** Opening Data shown block **

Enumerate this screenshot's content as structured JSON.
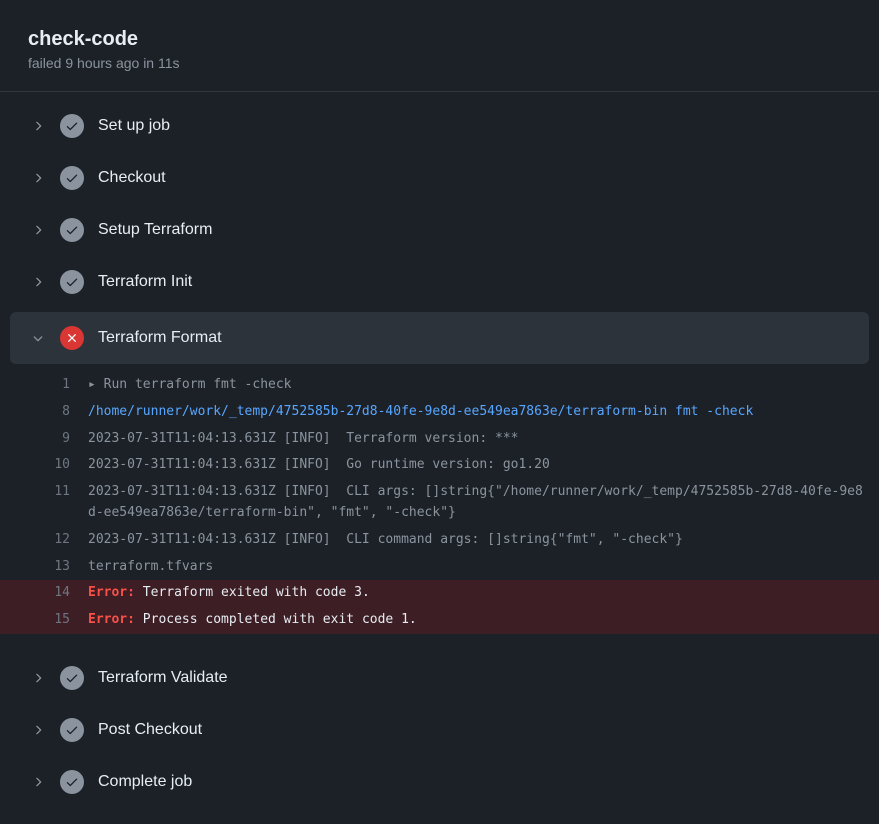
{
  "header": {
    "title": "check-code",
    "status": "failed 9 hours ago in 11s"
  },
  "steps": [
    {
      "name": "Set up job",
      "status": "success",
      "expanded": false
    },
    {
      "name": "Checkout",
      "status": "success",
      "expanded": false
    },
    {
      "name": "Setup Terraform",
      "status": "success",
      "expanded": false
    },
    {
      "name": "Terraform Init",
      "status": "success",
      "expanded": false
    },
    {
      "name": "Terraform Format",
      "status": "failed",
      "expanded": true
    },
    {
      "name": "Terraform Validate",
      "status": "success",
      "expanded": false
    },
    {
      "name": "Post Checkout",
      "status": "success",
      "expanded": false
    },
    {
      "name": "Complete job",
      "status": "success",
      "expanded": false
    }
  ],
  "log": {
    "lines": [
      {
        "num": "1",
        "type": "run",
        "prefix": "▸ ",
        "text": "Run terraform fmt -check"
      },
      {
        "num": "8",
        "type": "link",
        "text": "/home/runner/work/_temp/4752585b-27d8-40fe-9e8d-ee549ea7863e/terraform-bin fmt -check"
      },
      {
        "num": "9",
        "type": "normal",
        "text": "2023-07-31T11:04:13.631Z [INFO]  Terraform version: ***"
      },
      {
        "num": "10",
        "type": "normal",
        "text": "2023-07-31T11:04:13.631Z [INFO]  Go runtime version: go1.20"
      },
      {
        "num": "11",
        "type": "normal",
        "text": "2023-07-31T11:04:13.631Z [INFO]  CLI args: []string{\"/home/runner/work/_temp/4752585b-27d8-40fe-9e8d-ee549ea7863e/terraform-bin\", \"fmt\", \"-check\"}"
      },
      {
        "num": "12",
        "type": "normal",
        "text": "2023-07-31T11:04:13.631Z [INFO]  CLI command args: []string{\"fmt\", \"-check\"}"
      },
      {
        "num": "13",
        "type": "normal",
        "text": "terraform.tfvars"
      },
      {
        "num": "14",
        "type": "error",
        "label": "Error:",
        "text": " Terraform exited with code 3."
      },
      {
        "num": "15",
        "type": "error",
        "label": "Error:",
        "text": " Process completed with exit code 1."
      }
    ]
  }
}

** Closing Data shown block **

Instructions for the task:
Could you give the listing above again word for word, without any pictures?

Exercise output:
Enumerate this screenshot's content as structured JSON.
{
  "header": {
    "title": "check-code",
    "status": "failed 9 hours ago in 11s"
  },
  "steps": [
    {
      "name": "Set up job",
      "status": "success",
      "expanded": false
    },
    {
      "name": "Checkout",
      "status": "success",
      "expanded": false
    },
    {
      "name": "Setup Terraform",
      "status": "success",
      "expanded": false
    },
    {
      "name": "Terraform Init",
      "status": "success",
      "expanded": false
    },
    {
      "name": "Terraform Format",
      "status": "failed",
      "expanded": true
    },
    {
      "name": "Terraform Validate",
      "status": "success",
      "expanded": false
    },
    {
      "name": "Post Checkout",
      "status": "success",
      "expanded": false
    },
    {
      "name": "Complete job",
      "status": "success",
      "expanded": false
    }
  ],
  "log": {
    "lines": [
      {
        "num": "1",
        "type": "run",
        "prefix": "▸ ",
        "text": "Run terraform fmt -check"
      },
      {
        "num": "8",
        "type": "link",
        "text": "/home/runner/work/_temp/4752585b-27d8-40fe-9e8d-ee549ea7863e/terraform-bin fmt -check"
      },
      {
        "num": "9",
        "type": "normal",
        "text": "2023-07-31T11:04:13.631Z [INFO]  Terraform version: ***"
      },
      {
        "num": "10",
        "type": "normal",
        "text": "2023-07-31T11:04:13.631Z [INFO]  Go runtime version: go1.20"
      },
      {
        "num": "11",
        "type": "normal",
        "text": "2023-07-31T11:04:13.631Z [INFO]  CLI args: []string{\"/home/runner/work/_temp/4752585b-27d8-40fe-9e8d-ee549ea7863e/terraform-bin\", \"fmt\", \"-check\"}"
      },
      {
        "num": "12",
        "type": "normal",
        "text": "2023-07-31T11:04:13.631Z [INFO]  CLI command args: []string{\"fmt\", \"-check\"}"
      },
      {
        "num": "13",
        "type": "normal",
        "text": "terraform.tfvars"
      },
      {
        "num": "14",
        "type": "error",
        "label": "Error:",
        "text": " Terraform exited with code 3."
      },
      {
        "num": "15",
        "type": "error",
        "label": "Error:",
        "text": " Process completed with exit code 1."
      }
    ]
  }
}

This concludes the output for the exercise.